Augustine counters that Chamberlin Rooney hasn't seen her husband in months because of a written agreement that he orchestrated -- and she signed -- to keep her away from Rooney following a series of incidents that led him to believe that she was being physically abusive toward her diminutive husband. While living with Chamberlin, he asserts, "Mickey had a tooth knocked out, he had a black eye, he ostensibly fell down the stairs. So Mickey, I felt, was physically in peril." He continues, "In July 2012, I moved Mickey away. All of a sudden, Mickey's appearance and everything about Mickey improved. He started working again and he was doing much better." Litigation ensued and ultimately, court documents show, Chamberlin Rooney agreed to live elsewhere in return for $3,000 a month in support from Rooney.
Nevertheless, Augustine says he will not fight to keep Chamberlin Rooney away from her husband's funeral. "There will probably be a family-only ceremony, to which she will be invited, along with his [biological] children [and Mark and Charlene Aber]." And what about Chris and Christina Aber, if they wish to attend? "I would say no. Jan, yes, but Chris and Christina are thieves. You want to quote me on that, be my guest. They can sue me. F--- 'em." He continues, "They're not in the same category as a wife of 30-some years. She made a bad choice but, in her defense, it's pretty difficult when you're between your son and your husband."
Chris Aber, meanwhile, volunteers that he, his wife and his mother are in emotional and financial ruin as a result of the fighting. "I can't even afford to go out to dinner. I'm working at a grocery store," he says. "I tell my wife: 'I'm sorry; you can't go to Taco Bell today. I don't have enough money.' " Adds Chamberlin Rooney, between sobs, "I was going to try and meet with [Mickey] this week and see if I could talk to him about coming to some kind of conclusion. [But] he's gone now."
On Tuesday, it was revealed that Rooney, in a will updated less than a month ago, left his entire estate to Mark and Charlene Aber, with no appropriation for Chamberlin Rooney or Chris and Christina Aber. Its value: a mere $18,000.
Sundance: On the Scene
What's Hot In Awards
- Jack Falahee on How to Get Away With Murder, Viola Davis, and His Cast BFFs
- Which Braverman Made Us Cry the Most on Parenthood? A Very Scientific Ranking

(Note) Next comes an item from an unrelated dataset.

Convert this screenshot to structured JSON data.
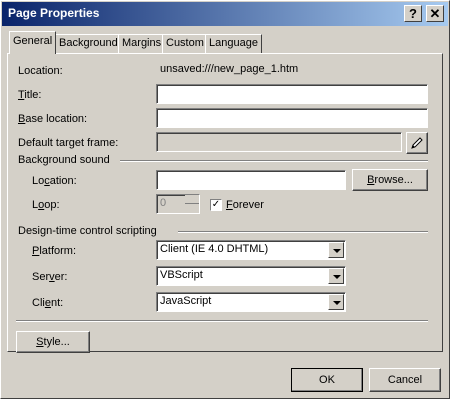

- Why Are There So Many Arnolds in This Terminator: Genisys Trailer?
- This Trailer for the New Divergent Movie Is Actually Trying to Get Us to Call It The Divergent Series: Insurgent